Body Mass Index will tell you how much body fat you have. The optimal BMI is 25. If you are overweight then you would require a sturdier shoe, whereas being underweight requires a lighter shoe.


For runners wanting a minimal feel that are working on their form and foot strengthening, look for shoes that have thinner midsoles. These shoes should be light and flexible. It will feel like you have nothing on your feet.


If you tend to be injury prone, then a shoe with more cushion and support is preferred. This will prevent further foot and ankle sprains, knee or back injuries. This type of shoe will also aide in shock absorption thus reducing heel pain.


Runners should also consider their arch profile. The Normal arched runner will have normal pronation, meaning their feet roll just the right amount and can wear almost any shoe. However, a High arched runner will underpronate and cannot absorb shock well. These runners must look for a shoe with extra cushioning. On the other hand, runners with a flat foot will overpronate or roll their feet too much which can lead to foot and ankle injuries. A shoe with extra support and cushioning will be beneficial.

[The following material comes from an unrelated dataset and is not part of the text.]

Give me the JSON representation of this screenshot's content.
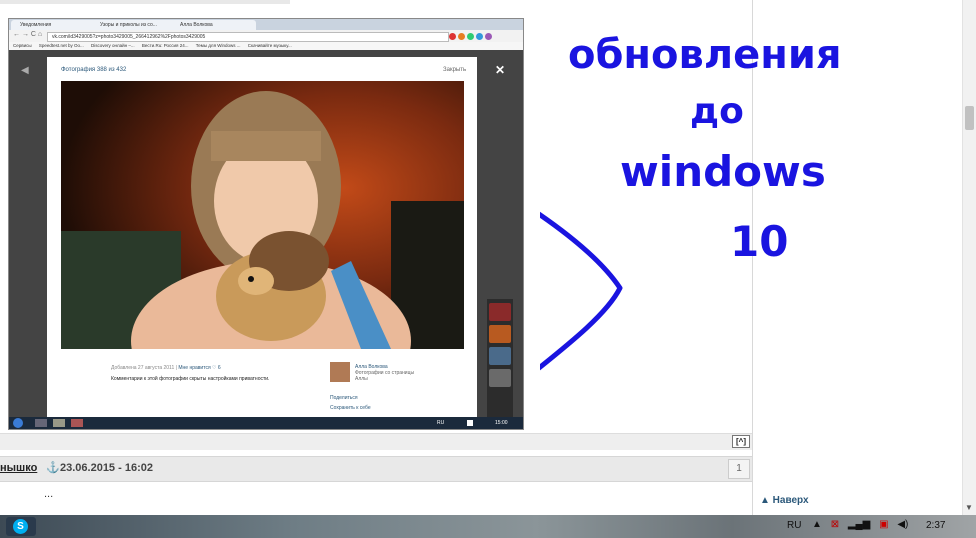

There are thousands of different shoes on the market but our Doctors at Foot Healthcare Associates, Dr. Mozen, Dr. Belken, Dr. Josey, Dr. Martins and myself, (Dr. Barnett) can help you.  If you have questions about your feet, want to know how to avoid injuries or want more information on whether the shoe you have is good for your foot type, give us a call and schedule an appointment with our running podiatrist!  Bring in your shoes at your consultation where we can evaluate them and help you find the proper fit. For the complete article on Winter Shoe Guide visit,   If you have questions, please email me directly at, or set up appointment at Foot Healthcare Associates by calling 248-258-0001.


Reference: Dengate, J & Shorten,M. Winter Shoe Guide,, 2013.